Revision as of 17:28, 11 November 2019

The Soviet PSM pistol, which is primarily geared towards military officers. It fires the 5.45x18mm cartridge, which is known for its ability to penetrate soft kevlar body armor. Photo from Guns.com.

The PSM (Pistolet Samozaryadny Malogabaritny, Russian for "compact self-loading pistol") is a Soviet semi-automatic handgun developed by the Tula Design Bureau around 1969 to 1970 as a self-defense firearm for police and military officers. The pistol entered production at the Izhevsk Mechanical Plant in 1973. It was developed alongside the cartridge it is chambered for, the 5.45x18mm.

For a multitude of reasons, the PSM has gained a certain amount of infamy, becoming known as a sort of "assassin's pistol". This is probably in no small part due to the 5.45x18mm's excellent ability to penetrate body armor and so on. But this isn't necessarily the case. While the KGB for example did end up adopting these small and lightweight pistols, it was always intended as a basic sidearm for military officers. Likely as an alternative to carrying a larger firearm, or being unarmed.

Apparently these have not been produced in large quantities. Ian McCollum in his overview of the gun, states that approximately 1 of these guns were made for every 50 Makarov pistols.

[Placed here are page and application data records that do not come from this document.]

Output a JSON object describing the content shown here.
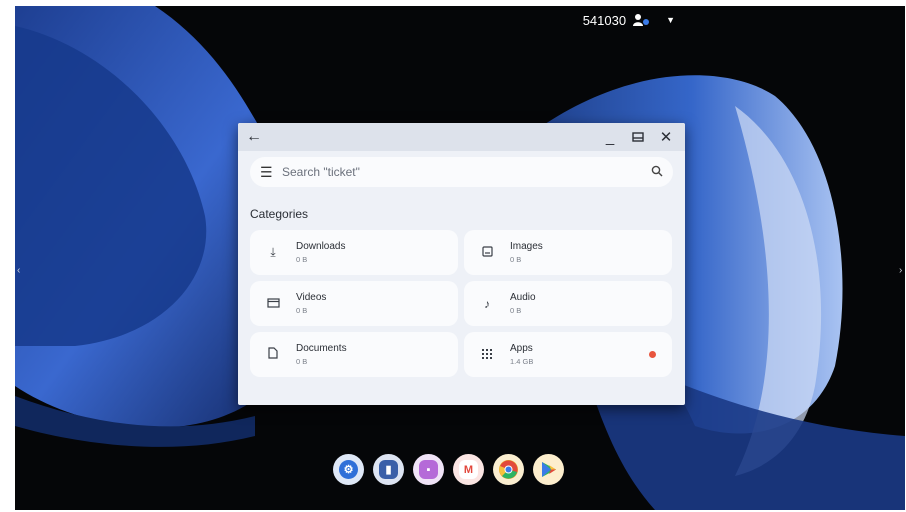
{
  "status": {
    "clock": "541030"
  },
  "window": {
    "back_icon": "back-arrow-icon",
    "search": {
      "placeholder": "Search \"ticket\""
    },
    "section_title": "Categories",
    "categories": [
      {
        "label": "Downloads",
        "size": "0 B",
        "icon": "download-icon"
      },
      {
        "label": "Images",
        "size": "0 B",
        "icon": "image-icon"
      },
      {
        "label": "Videos",
        "size": "0 B",
        "icon": "video-icon"
      },
      {
        "label": "Audio",
        "size": "0 B",
        "icon": "music-note-icon"
      },
      {
        "label": "Documents",
        "size": "0 B",
        "icon": "document-icon"
      },
      {
        "label": "Apps",
        "size": "1.4 GB",
        "icon": "apps-grid-icon"
      }
    ]
  },
  "dock": [
    {
      "name": "settings",
      "icon": "settings-app-icon",
      "color": "#2f6fd8"
    },
    {
      "name": "files",
      "icon": "files-app-icon",
      "color": "#3a5fa8"
    },
    {
      "name": "gallery",
      "icon": "gallery-app-icon",
      "color": "#b56ad8"
    },
    {
      "name": "gmail",
      "icon": "gmail-app-icon",
      "color": "#e2473c"
    },
    {
      "name": "chrome",
      "icon": "chrome-app-icon",
      "color": "#e9a521"
    },
    {
      "name": "play-store",
      "icon": "play-store-app-icon",
      "color": "#2db463"
    }
  ],
  "colors": {
    "accent_dot": "#e8553e",
    "wallpaper_blue": "#2a55b8"
  }
}
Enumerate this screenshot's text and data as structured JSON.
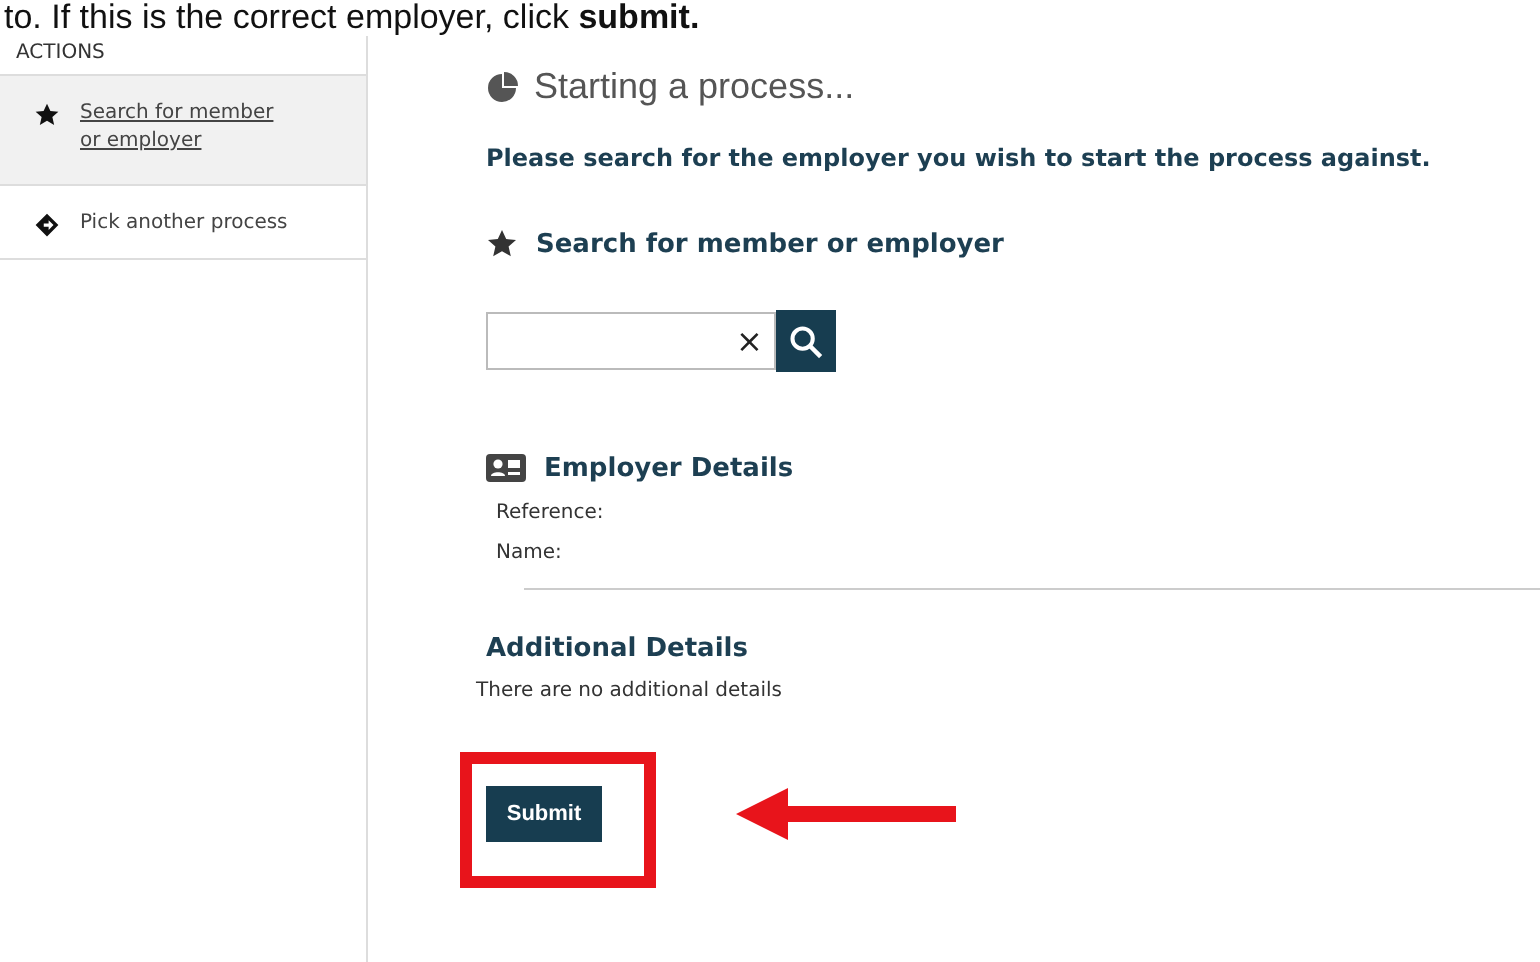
{
  "instruction": "to. If this is the correct employer, click **submit.**",
  "sidebar": {
    "title": "ACTIONS",
    "items": [
      {
        "label": "Search for member or employer",
        "selected": true
      },
      {
        "label": "Pick another process",
        "selected": false
      }
    ]
  },
  "main": {
    "title": "Starting a process...",
    "prompt": "Please search for the employer you wish to start the process against.",
    "search_section": {
      "heading": "Search for member or employer",
      "clear": "×"
    },
    "employer_details": {
      "heading": "Employer Details",
      "fields": [
        "Reference:",
        "Name:"
      ]
    },
    "additional_details": {
      "heading": "Additional Details",
      "text": "There are no additional details"
    },
    "submit": "Submit"
  }
}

Specifications

Caliber: 5.45x18mm.

Magazine / Capacity: 8-round detachable magazine.

Barrel Length: 3.3 inches (84.6mm).

Overall Length: 6.1 inches (155mm).

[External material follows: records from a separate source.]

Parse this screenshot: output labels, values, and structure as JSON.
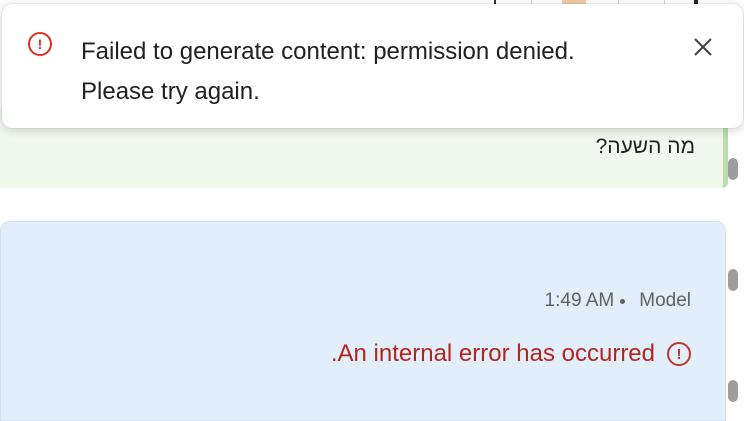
{
  "toast": {
    "icon": "error-circle-icon",
    "line1": "Failed to generate content: permission denied.",
    "line2": "Please try again.",
    "close_icon": "close-icon",
    "error_color": "#d93025"
  },
  "user_message": {
    "text": "מה השעה?"
  },
  "model_message": {
    "time": "1:49 AM",
    "role": "Model",
    "error_text": "An internal error has occurred.",
    "error_icon": "error-circle-icon",
    "error_color": "#b3261e"
  },
  "colors": {
    "user_bg": "#f1f8ee",
    "model_bg": "#e2effb"
  }
}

Height:4.6 inches (117mm)

Weight: 16 ounces (460 grams).


Models / Variants

  • IZh-75 (ИЖ-75) - an export model in .25 ACP.
  • IZh-78 (ИЖ-78) - 7.6mm gas.
  • IZh-78-9T (ИЖ-78-9Т) - Blank-firing pistol chambered in 9mm P.A.K.


Video / Demonstration

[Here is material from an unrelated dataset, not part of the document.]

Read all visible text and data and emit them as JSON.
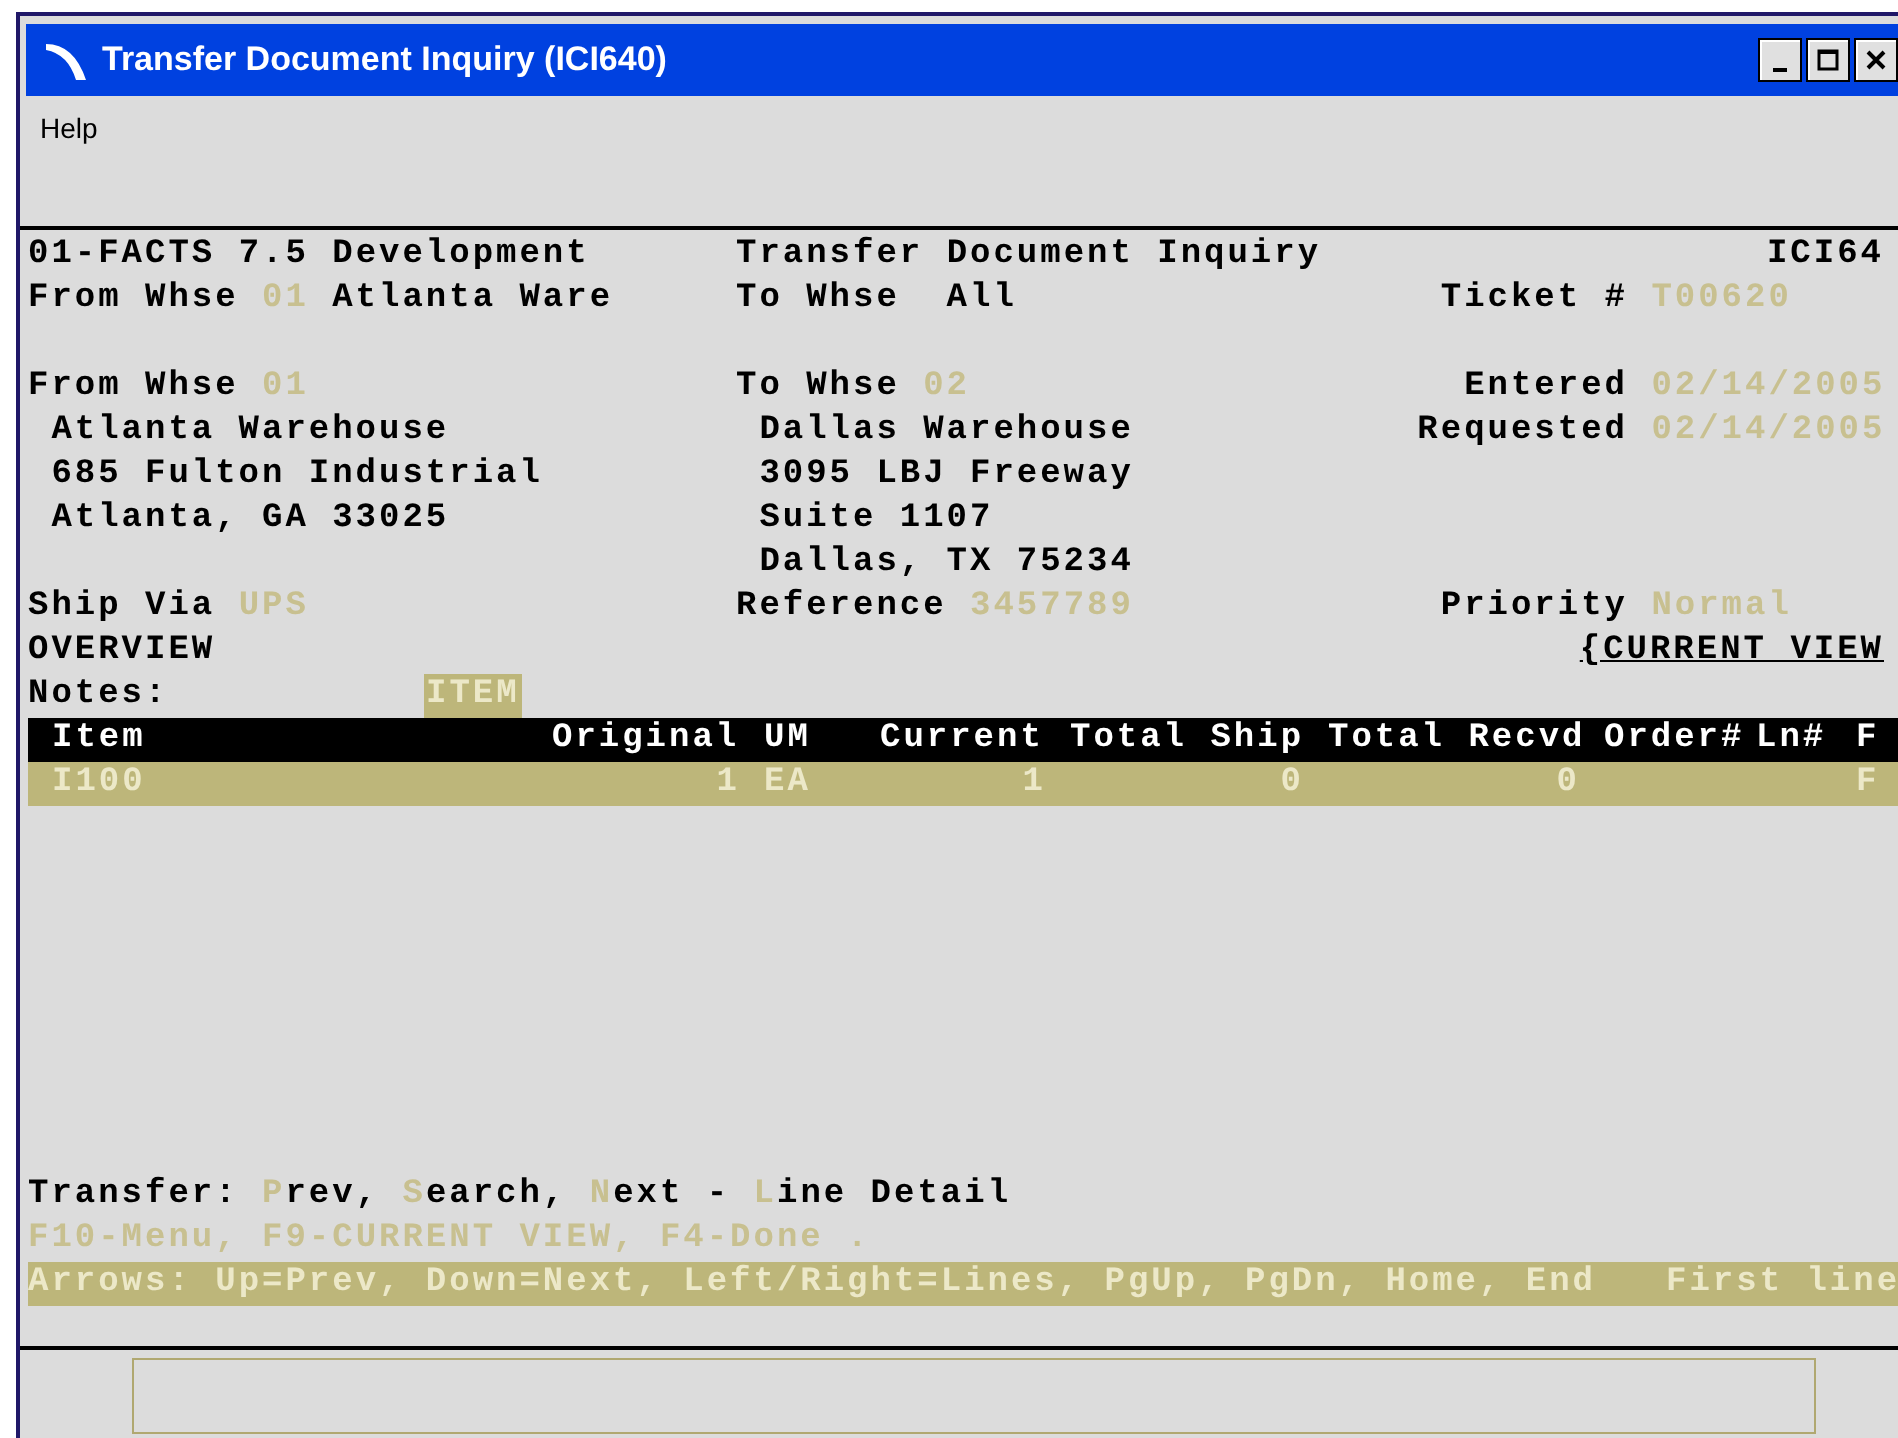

Ian McCollum of Forgotten Weapons did an overview of this pistol, as well as an armor penetration test. He also addresses the misconceptions on the gun: